While the Kookie T lent initial inspiration, it veers off into a different stylistic path. It has the flames painted on the sides and gnarly pipes sticking up just like the original but lacks key features. The most glaring thing missing from this replica is the roof cover.
3 Bessie From Doctor Who
In the Doctor Who TV series, the Doctor will often take a yellow roadster to his destinations. This is a recreation of that show’s eye-catching car. No one can deny the amount of work that goes into a modified car like this one.
At the end of the day, it’s a close representation but slightly misses the mark. Looking closely, the grilles are different, and the two lanterns are missing also. One practical addition is the side-view mirrors, which the original car didn’t have.
The Viper TV show centered around a Dodge car that crippled crime on the streets.
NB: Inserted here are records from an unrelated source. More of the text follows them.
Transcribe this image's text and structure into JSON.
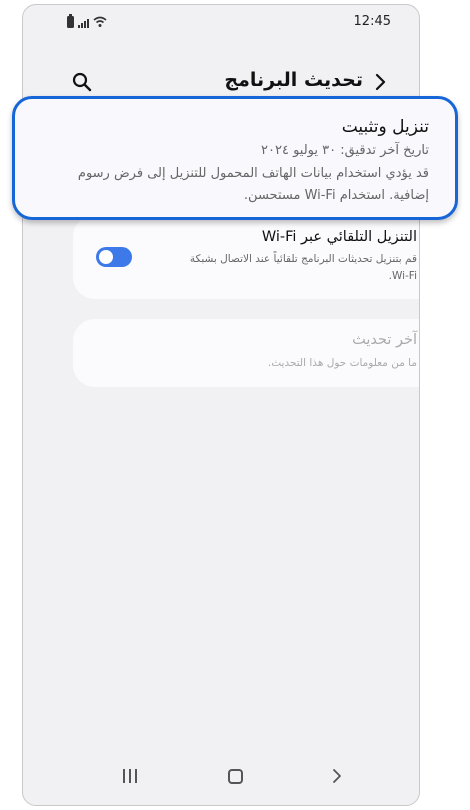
{
  "status_bar": {
    "time": "12:45",
    "icons": [
      "battery-icon",
      "signal-icon",
      "wifi-icon"
    ]
  },
  "header": {
    "title": "تحديث البرنامج",
    "icons": [
      "back-chevron-icon",
      "search-icon"
    ]
  },
  "popup": {
    "title": "تنزيل وتثبيت",
    "last_check": "تاريخ آخر تدقيق: ٣٠ يوليو ٢٠٢٤",
    "note": "قد يؤدي استخدام بيانات الهاتف المحمول للتنزيل إلى فرض رسوم إضافية. استخدام Wi-Fi مستحسن."
  },
  "auto_download": {
    "title": "التنزيل التلقائي عبر Wi-Fi",
    "description": "قم بتنزيل تحديثات البرنامج تلقائياً عند الاتصال بشبكة Wi-Fi.",
    "enabled": true
  },
  "last_update": {
    "title": "آخر تحديث",
    "description": "ما من معلومات حول هذا التحديث."
  },
  "nav_bar": {
    "icons": [
      "recent-apps-icon",
      "home-icon",
      "back-icon"
    ]
  },
  "colors": {
    "accent": "#1666d8",
    "toggle_on": "#3e79e9",
    "background": "#f1f1f4"
  }
}
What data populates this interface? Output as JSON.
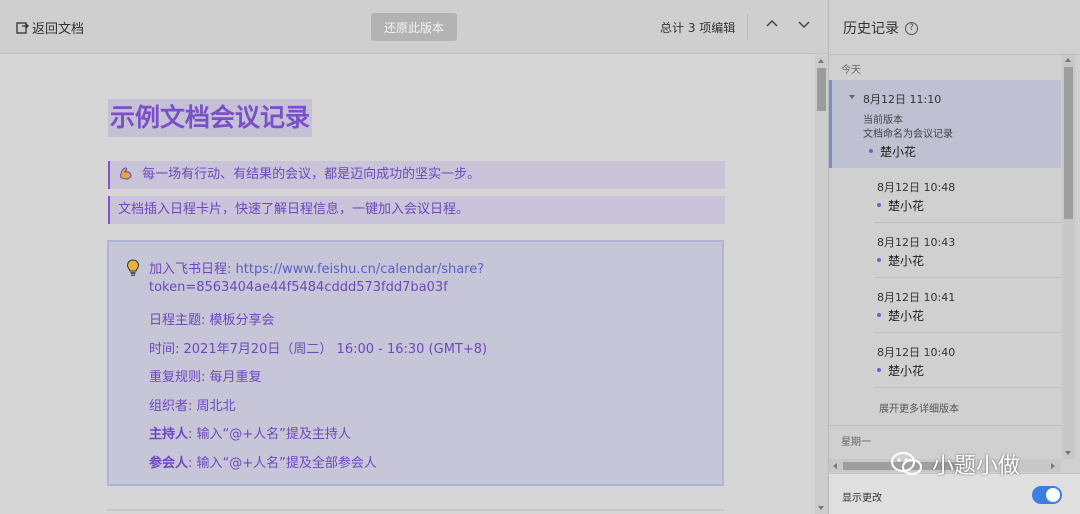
{
  "toolbar": {
    "back_label": "返回文档",
    "restore_label": "还原此版本",
    "edit_count": "总计 3 项编辑"
  },
  "document": {
    "title": "示例文档会议记录",
    "callout_1": "每一场有行动、有结果的会议，都是迈向成功的坚实一步。",
    "callout_2": "文档插入日程卡片，快速了解日程信息，一键加入会议日程。",
    "card": {
      "link_prefix": "加入飞书日程: ",
      "link_line_1": "https://www.feishu.cn/calendar/share?",
      "link_line_2": "token=8563404ae44f5484cddd573fdd7ba03f",
      "topic": "日程主题: 模板分享会",
      "time": "时间: 2021年7月20日（周二） 16:00 - 16:30 (GMT+8)",
      "repeat": "重复规则: 每月重复",
      "organizer": "组织者: 周北北",
      "host_label": "主持人",
      "host_value": ": 输入“@+人名”提及主持人",
      "attendee_label": "参会人",
      "attendee_value": ": 输入“@+人名”提及全部参会人"
    }
  },
  "history": {
    "title": "历史记录",
    "today_label": "今天",
    "versions": [
      {
        "time": "8月12日 11:10",
        "sub1": "当前版本",
        "sub2": "文档命名为会议记录",
        "author": "楚小花"
      },
      {
        "time": "8月12日 10:48",
        "author": "楚小花"
      },
      {
        "time": "8月12日 10:43",
        "author": "楚小花"
      },
      {
        "time": "8月12日 10:41",
        "author": "楚小花"
      },
      {
        "time": "8月12日 10:40",
        "author": "楚小花"
      }
    ],
    "expand_more": "展开更多详细版本",
    "week_label": "星期一",
    "show_changes_label": "显示更改",
    "show_changes_on": true
  },
  "watermark": {
    "text": "小题小做"
  },
  "colors": {
    "accent_purple": "#7a4fc8",
    "toggle_blue": "#3d7fe0"
  }
}
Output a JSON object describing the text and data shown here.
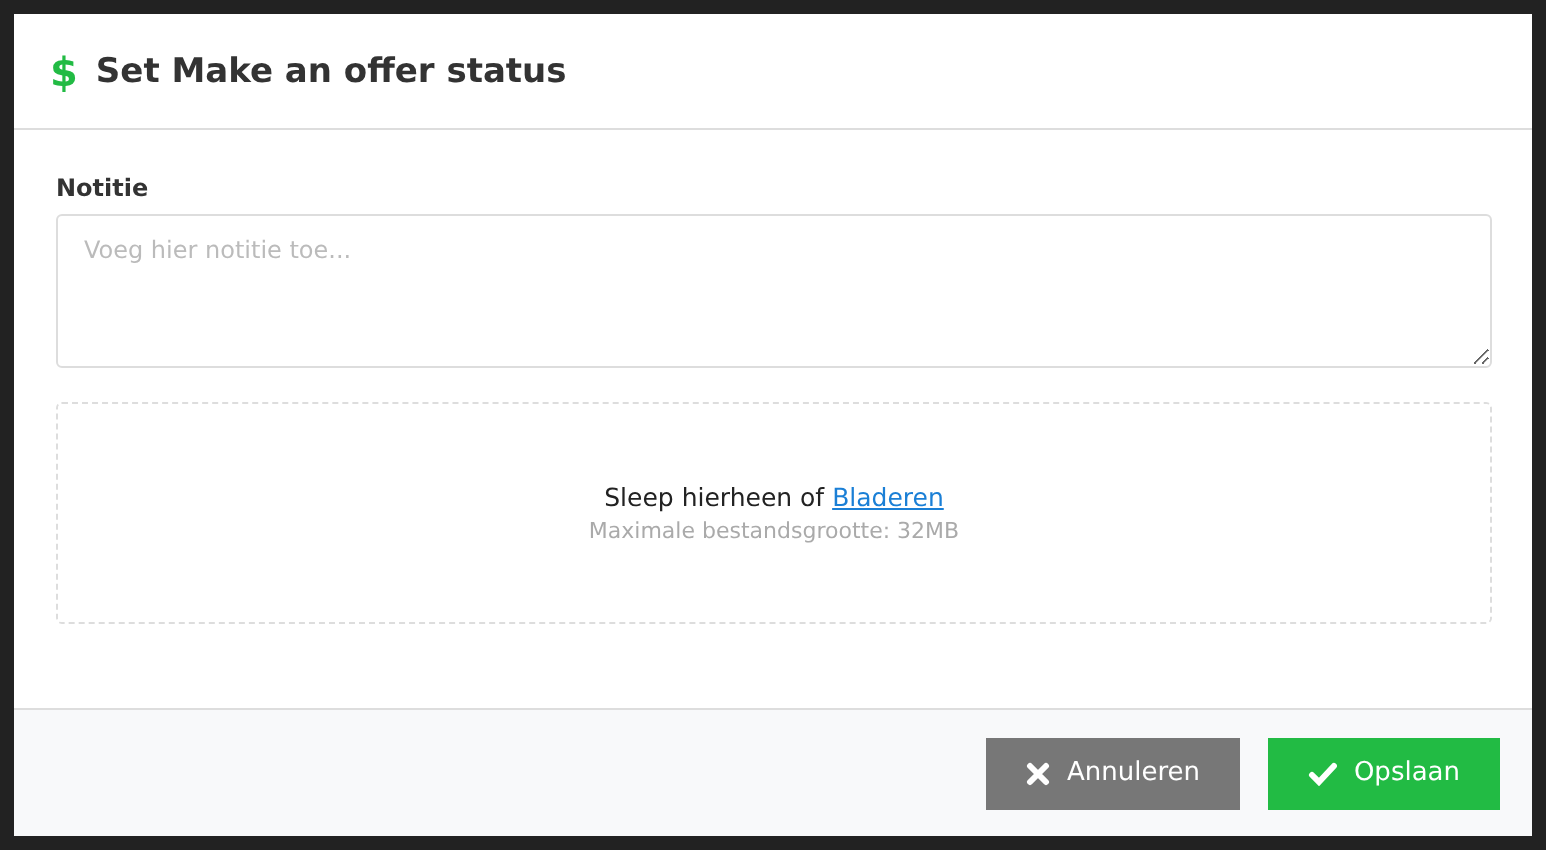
{
  "dialog": {
    "icon": "$",
    "title": "Set Make an offer status"
  },
  "note": {
    "label": "Notitie",
    "placeholder": "Voeg hier notitie toe..."
  },
  "dropzone": {
    "text": "Sleep hierheen of",
    "link": "Bladeren",
    "hint": "Maximale bestandsgrootte: 32MB"
  },
  "buttons": [
    {
      "kind": "cancel",
      "label": "Annuleren"
    },
    {
      "kind": "save",
      "label": "Opslaan"
    }
  ]
}
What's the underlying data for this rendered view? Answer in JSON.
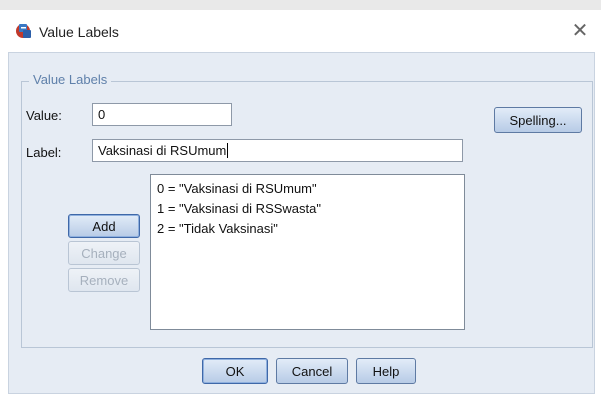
{
  "window": {
    "title": "Value Labels",
    "close_glyph": "✕"
  },
  "group": {
    "title": "Value Labels"
  },
  "value_field": {
    "label": "Value:",
    "value": "0"
  },
  "label_field": {
    "label": "Label:",
    "value": "Vaksinasi di RSUmum"
  },
  "buttons": {
    "spelling": "Spelling...",
    "add": "Add",
    "change": "Change",
    "remove": "Remove",
    "ok": "OK",
    "cancel": "Cancel",
    "help": "Help"
  },
  "labels_list": [
    "0 = \"Vaksinasi di RSUmum\"",
    "1 = \"Vaksinasi di RSSwasta\"",
    "2 = \"Tidak Vaksinasi\""
  ],
  "colors": {
    "accent": "#5f80aa",
    "client_bg": "#e6ecf4"
  }
}
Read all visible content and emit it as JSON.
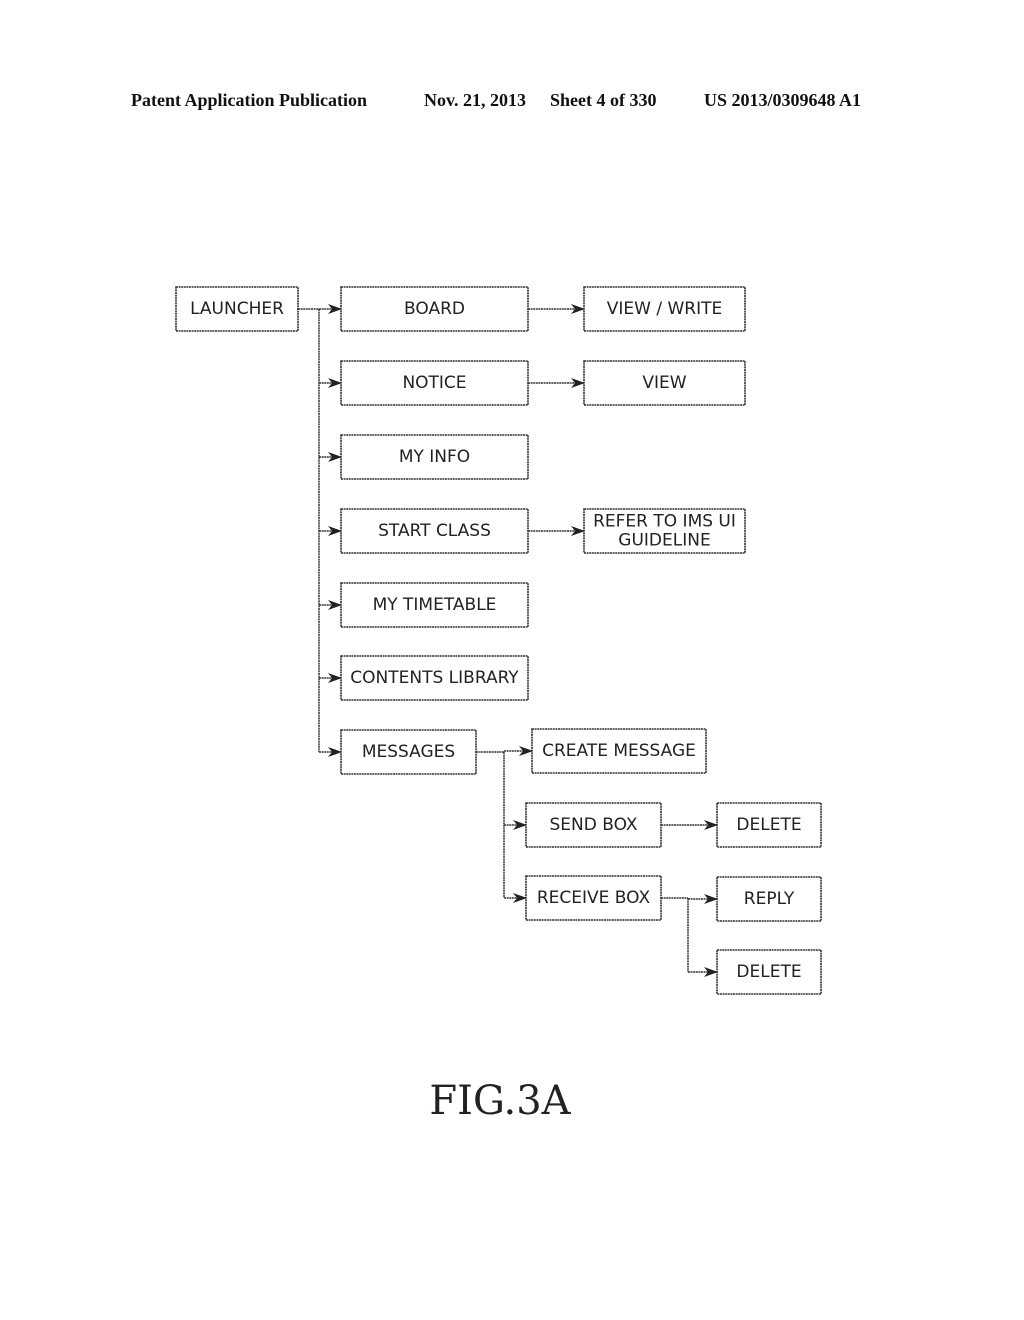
{
  "header": {
    "publication": "Patent Application Publication",
    "date": "Nov. 21, 2013",
    "sheet": "Sheet 4 of 330",
    "number": "US 2013/0309648 A1"
  },
  "figure_label": "FIG.3A",
  "nodes": [
    {
      "id": "launcher",
      "lines": [
        "LAUNCHER"
      ]
    },
    {
      "id": "board",
      "lines": [
        "BOARD"
      ]
    },
    {
      "id": "view-write",
      "lines": [
        "VIEW / WRITE"
      ]
    },
    {
      "id": "notice",
      "lines": [
        "NOTICE"
      ]
    },
    {
      "id": "view",
      "lines": [
        "VIEW"
      ]
    },
    {
      "id": "my-info",
      "lines": [
        "MY INFO"
      ]
    },
    {
      "id": "start-class",
      "lines": [
        "START CLASS"
      ]
    },
    {
      "id": "refer-ims",
      "lines": [
        "REFER TO IMS UI",
        "GUIDELINE"
      ]
    },
    {
      "id": "my-timetable",
      "lines": [
        "MY TIMETABLE"
      ]
    },
    {
      "id": "contents-library",
      "lines": [
        "CONTENTS LIBRARY"
      ]
    },
    {
      "id": "messages",
      "lines": [
        "MESSAGES"
      ]
    },
    {
      "id": "create-message",
      "lines": [
        "CREATE MESSAGE"
      ]
    },
    {
      "id": "send-box",
      "lines": [
        "SEND BOX"
      ]
    },
    {
      "id": "send-delete",
      "lines": [
        "DELETE"
      ]
    },
    {
      "id": "receive-box",
      "lines": [
        "RECEIVE BOX"
      ]
    },
    {
      "id": "reply",
      "lines": [
        "REPLY"
      ]
    },
    {
      "id": "receive-delete",
      "lines": [
        "DELETE"
      ]
    }
  ],
  "edges": [
    {
      "from": "launcher",
      "to": "board"
    },
    {
      "from": "launcher",
      "to": "notice"
    },
    {
      "from": "launcher",
      "to": "my-info"
    },
    {
      "from": "launcher",
      "to": "start-class"
    },
    {
      "from": "launcher",
      "to": "my-timetable"
    },
    {
      "from": "launcher",
      "to": "contents-library"
    },
    {
      "from": "launcher",
      "to": "messages"
    },
    {
      "from": "board",
      "to": "view-write"
    },
    {
      "from": "notice",
      "to": "view"
    },
    {
      "from": "start-class",
      "to": "refer-ims"
    },
    {
      "from": "messages",
      "to": "create-message"
    },
    {
      "from": "messages",
      "to": "send-box"
    },
    {
      "from": "messages",
      "to": "receive-box"
    },
    {
      "from": "send-box",
      "to": "send-delete"
    },
    {
      "from": "receive-box",
      "to": "reply"
    },
    {
      "from": "receive-box",
      "to": "receive-delete"
    }
  ]
}
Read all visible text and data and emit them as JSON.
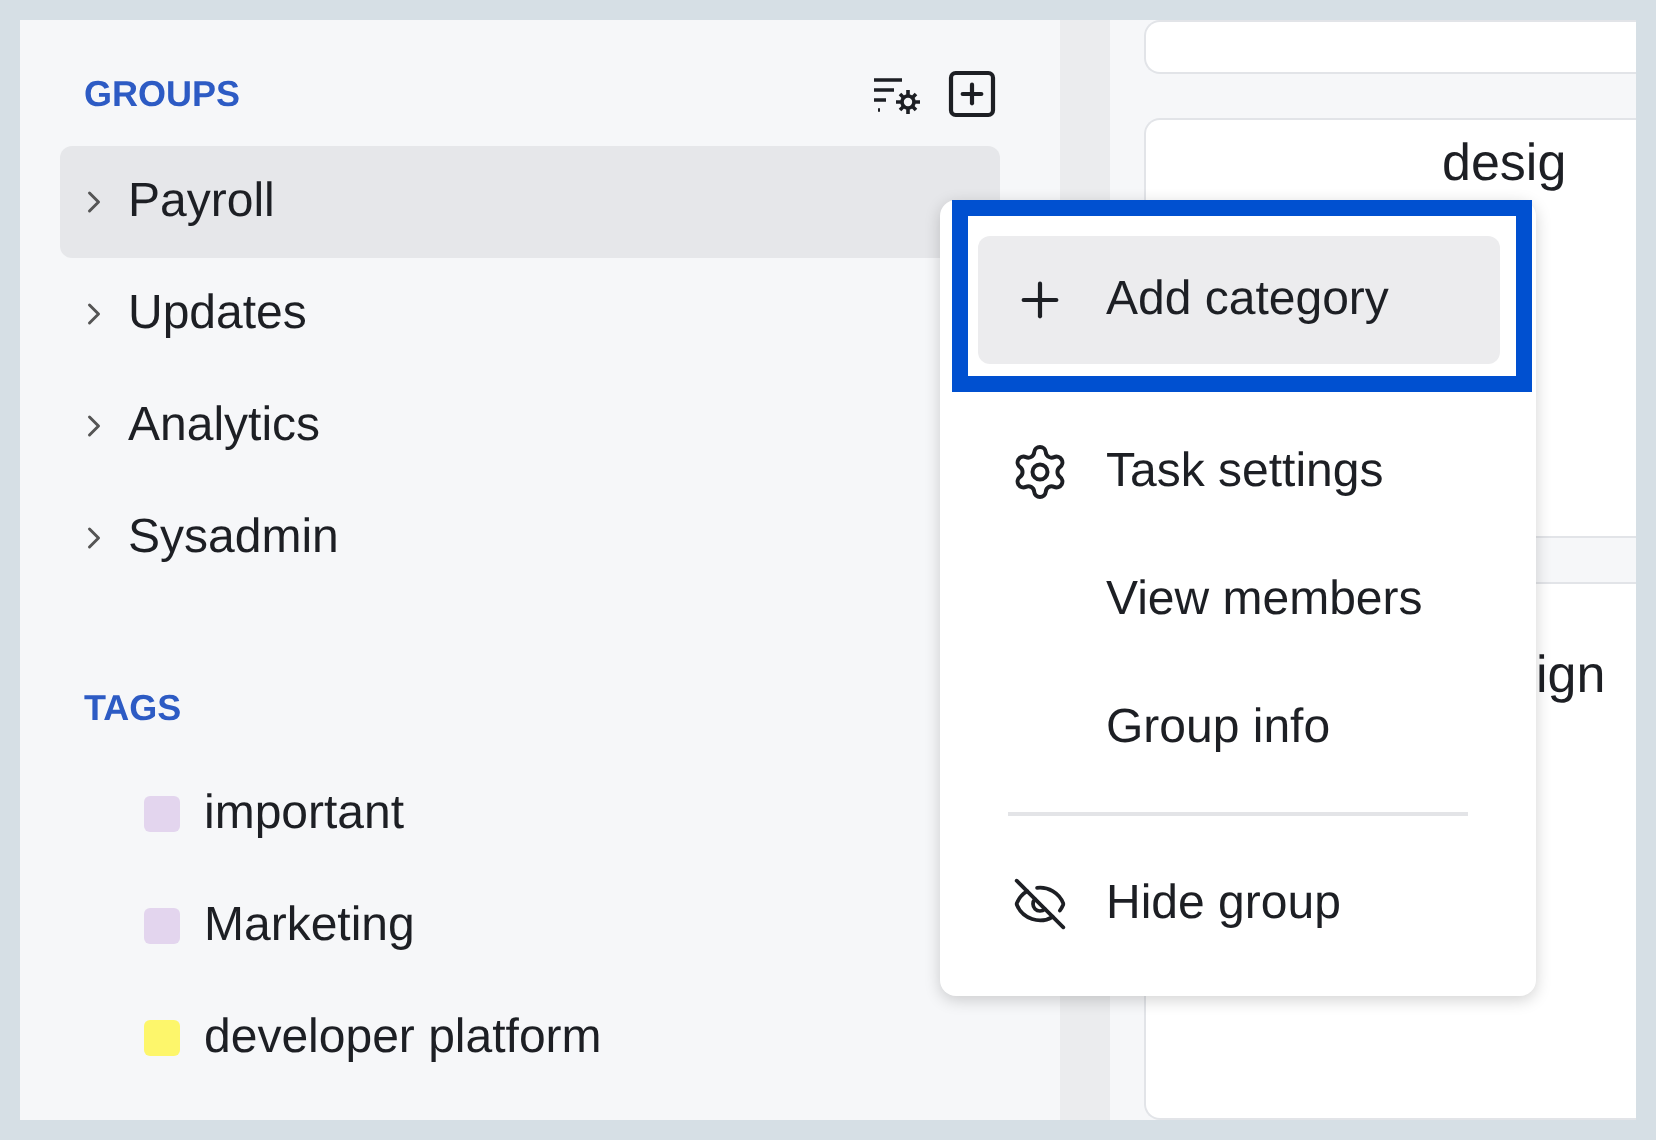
{
  "sidebar": {
    "groups_title": "GROUPS",
    "groups": [
      {
        "label": "Payroll",
        "selected": true,
        "expanded": false
      },
      {
        "label": "Updates",
        "selected": false,
        "expanded": false
      },
      {
        "label": "Analytics",
        "selected": false,
        "expanded": false
      },
      {
        "label": "Sysadmin",
        "selected": false,
        "expanded": false
      }
    ],
    "tags_title": "TAGS",
    "tags": [
      {
        "label": "important",
        "color": "#e3d5ee"
      },
      {
        "label": "Marketing",
        "color": "#e3d5ee"
      },
      {
        "label": "developer platform",
        "color": "#fdf66b"
      }
    ]
  },
  "cards": [
    {
      "kind": "blank"
    },
    {
      "kind": "titled",
      "title": "desig"
    },
    {
      "kind": "titled",
      "title": "ign"
    }
  ],
  "context_menu": {
    "items": [
      {
        "label": "Add category",
        "kind": "plus",
        "selected": true,
        "divider_before": false
      },
      {
        "label": "Task settings",
        "kind": "gear",
        "selected": false,
        "divider_before": false
      },
      {
        "label": "View members",
        "kind": "none",
        "selected": false,
        "divider_before": false
      },
      {
        "label": "Group info",
        "kind": "none",
        "selected": false,
        "divider_before": false
      },
      {
        "label": "Hide group",
        "kind": "eye-off",
        "selected": false,
        "divider_before": true
      }
    ]
  }
}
This car perfectly captures the grayish silver that the original show’s car bears. What it lacks, however, is the signature grille on the front that looks like a whale shark with teeth. The spoiler on the original show’s car is also much smaller and low-key.
Despite the major differences, this is still a worthy replica. It’s worth noting though that the original Viper supercar is one-of-its-kind.
1 1928 Porter from My Mother the Car
It may not be as popular as other TV shows on the list, but this 1928 Porter is similar to the one in My Mother the Car. According to Popular Mechanics, the show centers around a man finding out his mother is reborn as a classic automobile.
The one from the show looks just like this one, only it’s missing some important features. For one, there’s no roof over the top that folds over. There are also additional headlights not on the show’s version.
Sources: YouTube, Hemmings, Ideal Classic Cars, Business Insider, Which Car, Ford Truck Enthusiasts, Popular Mechanics, Jalopnik & Street Muscle Magazine